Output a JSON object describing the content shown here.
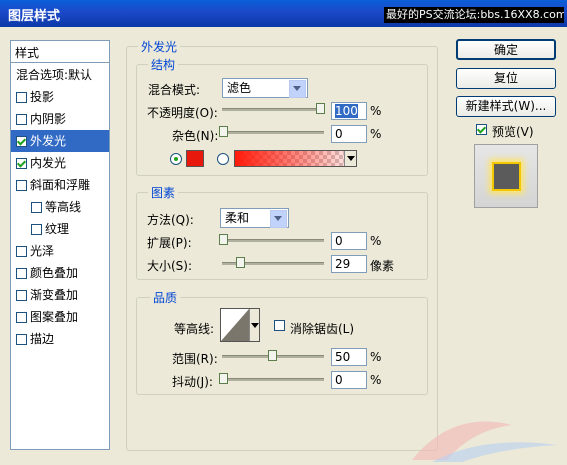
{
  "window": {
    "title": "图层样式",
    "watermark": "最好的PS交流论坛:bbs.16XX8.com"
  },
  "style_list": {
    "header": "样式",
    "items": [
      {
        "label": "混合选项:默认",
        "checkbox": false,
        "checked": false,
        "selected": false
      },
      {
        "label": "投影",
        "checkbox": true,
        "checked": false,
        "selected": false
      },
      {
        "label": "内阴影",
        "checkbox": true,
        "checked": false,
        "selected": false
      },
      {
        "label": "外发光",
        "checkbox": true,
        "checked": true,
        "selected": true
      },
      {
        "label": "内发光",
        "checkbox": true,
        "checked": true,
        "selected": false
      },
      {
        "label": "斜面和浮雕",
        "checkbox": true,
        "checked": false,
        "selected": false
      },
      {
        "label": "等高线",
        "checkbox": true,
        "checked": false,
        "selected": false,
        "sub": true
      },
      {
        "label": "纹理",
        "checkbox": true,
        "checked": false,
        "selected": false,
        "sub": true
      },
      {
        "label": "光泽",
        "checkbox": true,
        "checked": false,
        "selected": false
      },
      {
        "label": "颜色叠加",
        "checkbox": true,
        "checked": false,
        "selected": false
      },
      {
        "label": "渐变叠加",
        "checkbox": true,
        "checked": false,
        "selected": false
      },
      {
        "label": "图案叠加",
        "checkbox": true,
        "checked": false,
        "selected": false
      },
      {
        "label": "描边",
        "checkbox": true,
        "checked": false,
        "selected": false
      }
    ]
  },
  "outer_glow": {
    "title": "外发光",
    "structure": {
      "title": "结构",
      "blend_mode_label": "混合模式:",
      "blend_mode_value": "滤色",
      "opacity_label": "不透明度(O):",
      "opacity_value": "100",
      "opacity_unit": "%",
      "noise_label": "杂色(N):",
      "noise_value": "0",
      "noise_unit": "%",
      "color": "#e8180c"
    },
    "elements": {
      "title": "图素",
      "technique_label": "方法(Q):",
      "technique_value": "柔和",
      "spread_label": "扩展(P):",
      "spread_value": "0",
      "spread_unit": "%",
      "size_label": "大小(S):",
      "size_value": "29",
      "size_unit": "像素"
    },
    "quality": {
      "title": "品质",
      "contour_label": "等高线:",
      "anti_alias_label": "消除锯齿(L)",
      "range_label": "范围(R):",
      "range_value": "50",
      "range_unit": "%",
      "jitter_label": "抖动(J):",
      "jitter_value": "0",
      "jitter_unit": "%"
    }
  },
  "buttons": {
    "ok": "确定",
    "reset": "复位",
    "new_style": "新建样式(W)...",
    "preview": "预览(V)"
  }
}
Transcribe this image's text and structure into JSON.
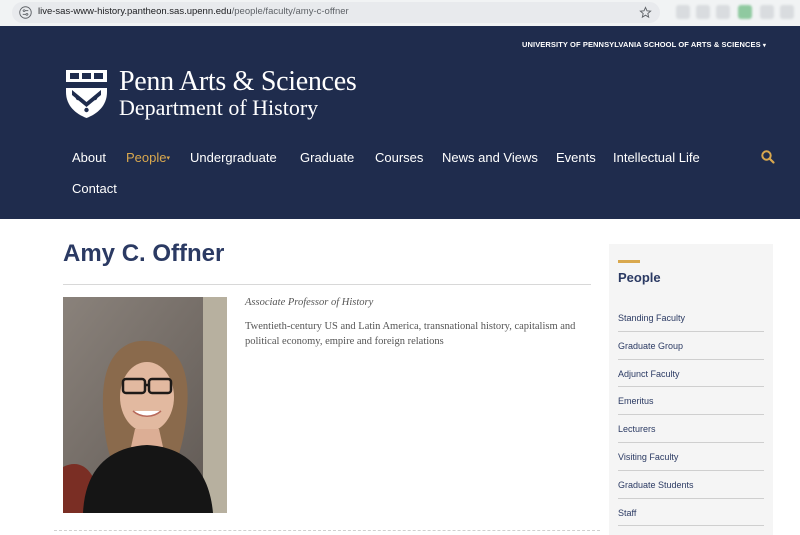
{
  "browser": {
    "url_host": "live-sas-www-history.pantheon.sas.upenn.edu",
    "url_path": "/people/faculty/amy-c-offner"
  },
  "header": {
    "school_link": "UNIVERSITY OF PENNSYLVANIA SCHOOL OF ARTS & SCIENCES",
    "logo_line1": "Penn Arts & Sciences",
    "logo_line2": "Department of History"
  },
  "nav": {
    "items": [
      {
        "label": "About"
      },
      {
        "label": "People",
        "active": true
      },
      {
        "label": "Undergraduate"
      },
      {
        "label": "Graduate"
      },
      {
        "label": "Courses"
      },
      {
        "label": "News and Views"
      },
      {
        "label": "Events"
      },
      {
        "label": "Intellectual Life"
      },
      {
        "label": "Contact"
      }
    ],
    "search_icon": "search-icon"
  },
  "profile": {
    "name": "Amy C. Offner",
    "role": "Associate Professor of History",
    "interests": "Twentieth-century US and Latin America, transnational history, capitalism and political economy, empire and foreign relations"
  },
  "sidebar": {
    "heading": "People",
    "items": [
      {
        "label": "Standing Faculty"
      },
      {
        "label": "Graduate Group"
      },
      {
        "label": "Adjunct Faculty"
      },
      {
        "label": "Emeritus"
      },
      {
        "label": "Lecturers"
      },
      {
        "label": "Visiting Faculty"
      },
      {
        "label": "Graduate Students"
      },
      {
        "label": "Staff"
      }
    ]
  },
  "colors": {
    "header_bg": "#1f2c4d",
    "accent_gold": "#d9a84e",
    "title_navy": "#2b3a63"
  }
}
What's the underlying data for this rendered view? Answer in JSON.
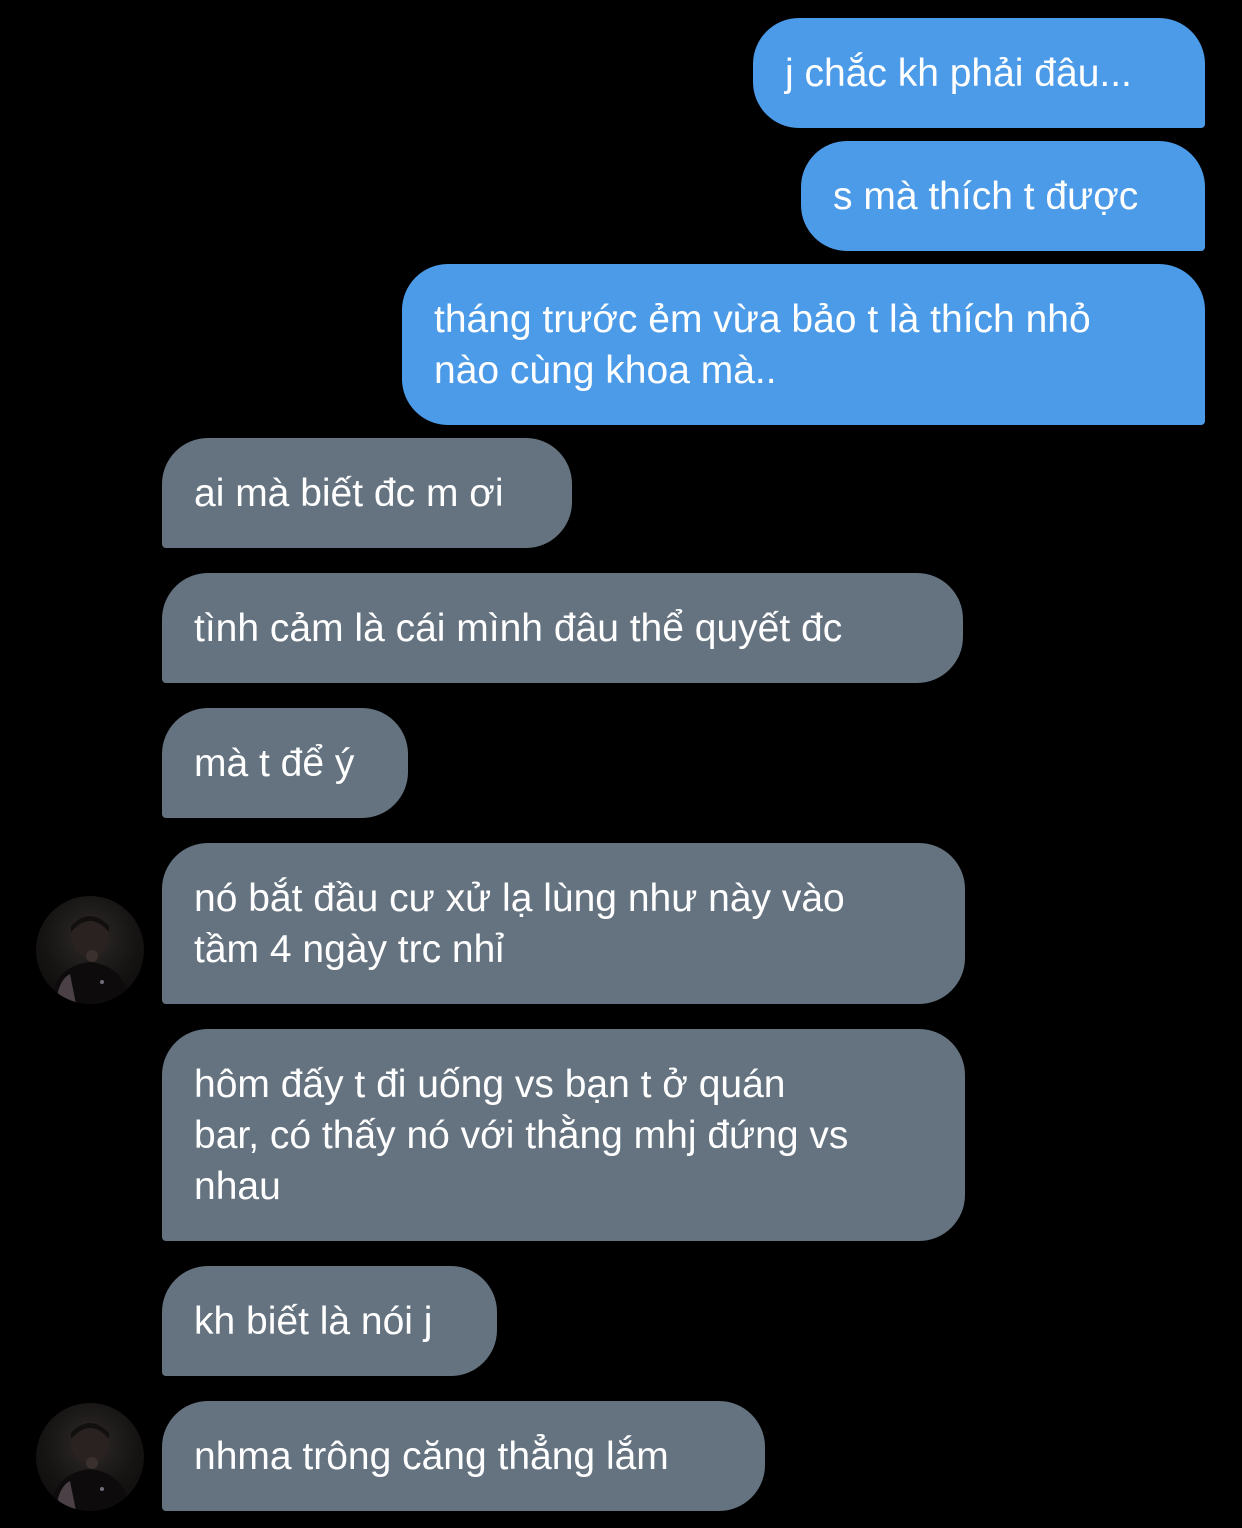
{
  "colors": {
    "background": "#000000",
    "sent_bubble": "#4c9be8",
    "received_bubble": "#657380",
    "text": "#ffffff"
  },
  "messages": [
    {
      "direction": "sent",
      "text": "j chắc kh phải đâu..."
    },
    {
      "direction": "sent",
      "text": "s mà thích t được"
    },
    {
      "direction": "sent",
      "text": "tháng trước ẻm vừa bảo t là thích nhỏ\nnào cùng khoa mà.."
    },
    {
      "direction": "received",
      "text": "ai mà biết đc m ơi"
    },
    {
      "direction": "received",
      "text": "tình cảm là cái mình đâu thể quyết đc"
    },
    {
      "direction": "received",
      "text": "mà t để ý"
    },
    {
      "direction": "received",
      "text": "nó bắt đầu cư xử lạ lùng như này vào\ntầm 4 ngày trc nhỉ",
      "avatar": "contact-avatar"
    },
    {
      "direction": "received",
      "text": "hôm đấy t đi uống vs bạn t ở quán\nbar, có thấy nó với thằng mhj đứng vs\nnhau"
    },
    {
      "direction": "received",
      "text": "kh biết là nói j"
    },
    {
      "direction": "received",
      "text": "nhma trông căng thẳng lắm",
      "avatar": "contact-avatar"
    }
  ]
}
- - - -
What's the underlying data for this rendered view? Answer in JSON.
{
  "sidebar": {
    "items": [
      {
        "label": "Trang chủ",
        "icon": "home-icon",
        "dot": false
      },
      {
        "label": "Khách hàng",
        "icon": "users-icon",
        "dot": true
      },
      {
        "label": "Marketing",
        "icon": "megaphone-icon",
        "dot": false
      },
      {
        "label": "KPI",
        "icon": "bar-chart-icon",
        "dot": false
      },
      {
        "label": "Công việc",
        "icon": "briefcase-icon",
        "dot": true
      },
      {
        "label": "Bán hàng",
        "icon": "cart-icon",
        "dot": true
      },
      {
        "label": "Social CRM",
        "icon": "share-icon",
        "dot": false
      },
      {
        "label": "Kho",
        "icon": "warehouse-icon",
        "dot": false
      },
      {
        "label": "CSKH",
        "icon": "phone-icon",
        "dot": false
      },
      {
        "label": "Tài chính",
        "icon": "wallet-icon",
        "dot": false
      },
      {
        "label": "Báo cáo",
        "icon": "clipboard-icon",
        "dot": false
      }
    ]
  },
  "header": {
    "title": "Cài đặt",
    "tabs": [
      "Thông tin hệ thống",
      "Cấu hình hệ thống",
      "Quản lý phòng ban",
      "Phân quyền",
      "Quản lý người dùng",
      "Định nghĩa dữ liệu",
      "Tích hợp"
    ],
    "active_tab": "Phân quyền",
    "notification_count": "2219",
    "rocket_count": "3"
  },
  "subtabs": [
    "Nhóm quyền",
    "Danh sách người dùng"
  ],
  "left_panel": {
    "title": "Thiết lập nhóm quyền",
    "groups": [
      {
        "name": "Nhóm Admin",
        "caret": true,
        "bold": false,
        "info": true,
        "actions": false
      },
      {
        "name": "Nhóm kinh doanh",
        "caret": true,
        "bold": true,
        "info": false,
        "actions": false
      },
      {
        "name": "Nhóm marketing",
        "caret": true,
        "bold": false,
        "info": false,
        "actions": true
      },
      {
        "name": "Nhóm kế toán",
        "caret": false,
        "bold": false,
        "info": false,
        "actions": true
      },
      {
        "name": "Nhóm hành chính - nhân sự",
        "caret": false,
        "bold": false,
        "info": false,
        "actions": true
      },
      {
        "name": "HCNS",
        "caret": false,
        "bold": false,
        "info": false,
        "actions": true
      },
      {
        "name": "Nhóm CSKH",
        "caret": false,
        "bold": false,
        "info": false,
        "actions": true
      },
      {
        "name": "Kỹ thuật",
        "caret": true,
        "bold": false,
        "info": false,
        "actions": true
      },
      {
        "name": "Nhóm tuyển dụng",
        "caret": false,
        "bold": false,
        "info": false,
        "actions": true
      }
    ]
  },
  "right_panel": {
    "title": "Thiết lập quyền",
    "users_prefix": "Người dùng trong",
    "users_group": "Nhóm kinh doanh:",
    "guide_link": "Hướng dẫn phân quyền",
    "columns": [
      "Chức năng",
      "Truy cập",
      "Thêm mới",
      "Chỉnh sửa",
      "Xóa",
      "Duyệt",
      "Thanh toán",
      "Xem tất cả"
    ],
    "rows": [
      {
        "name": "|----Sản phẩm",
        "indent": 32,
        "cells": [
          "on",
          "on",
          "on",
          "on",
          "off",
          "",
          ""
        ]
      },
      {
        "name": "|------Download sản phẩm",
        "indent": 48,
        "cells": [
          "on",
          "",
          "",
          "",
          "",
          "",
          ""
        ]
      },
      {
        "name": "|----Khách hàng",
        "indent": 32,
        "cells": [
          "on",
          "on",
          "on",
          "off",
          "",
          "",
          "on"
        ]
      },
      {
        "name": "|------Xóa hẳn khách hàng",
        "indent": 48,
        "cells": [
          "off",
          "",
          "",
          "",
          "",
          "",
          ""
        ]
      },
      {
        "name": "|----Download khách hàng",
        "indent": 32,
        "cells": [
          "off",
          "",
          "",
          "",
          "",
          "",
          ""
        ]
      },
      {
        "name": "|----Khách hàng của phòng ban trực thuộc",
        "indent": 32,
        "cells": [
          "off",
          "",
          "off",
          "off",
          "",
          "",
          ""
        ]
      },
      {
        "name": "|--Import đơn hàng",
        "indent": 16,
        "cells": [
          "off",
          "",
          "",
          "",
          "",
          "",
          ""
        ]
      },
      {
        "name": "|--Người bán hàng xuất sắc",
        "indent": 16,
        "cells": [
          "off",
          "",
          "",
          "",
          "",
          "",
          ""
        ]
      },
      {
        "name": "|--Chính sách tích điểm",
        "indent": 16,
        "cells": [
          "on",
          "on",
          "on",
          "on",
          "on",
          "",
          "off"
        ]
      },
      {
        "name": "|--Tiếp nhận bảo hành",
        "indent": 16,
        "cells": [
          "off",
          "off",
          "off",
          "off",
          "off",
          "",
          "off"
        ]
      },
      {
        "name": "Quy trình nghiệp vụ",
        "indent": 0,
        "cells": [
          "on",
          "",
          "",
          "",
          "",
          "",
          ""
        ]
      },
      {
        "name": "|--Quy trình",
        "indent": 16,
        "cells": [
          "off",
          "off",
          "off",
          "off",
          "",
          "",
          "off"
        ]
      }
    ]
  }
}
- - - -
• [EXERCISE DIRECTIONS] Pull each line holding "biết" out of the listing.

• [EXERCISE RESPONSE]
      "text": "ai mà biết đc m ơi"
      "text": "kh biết là nói j"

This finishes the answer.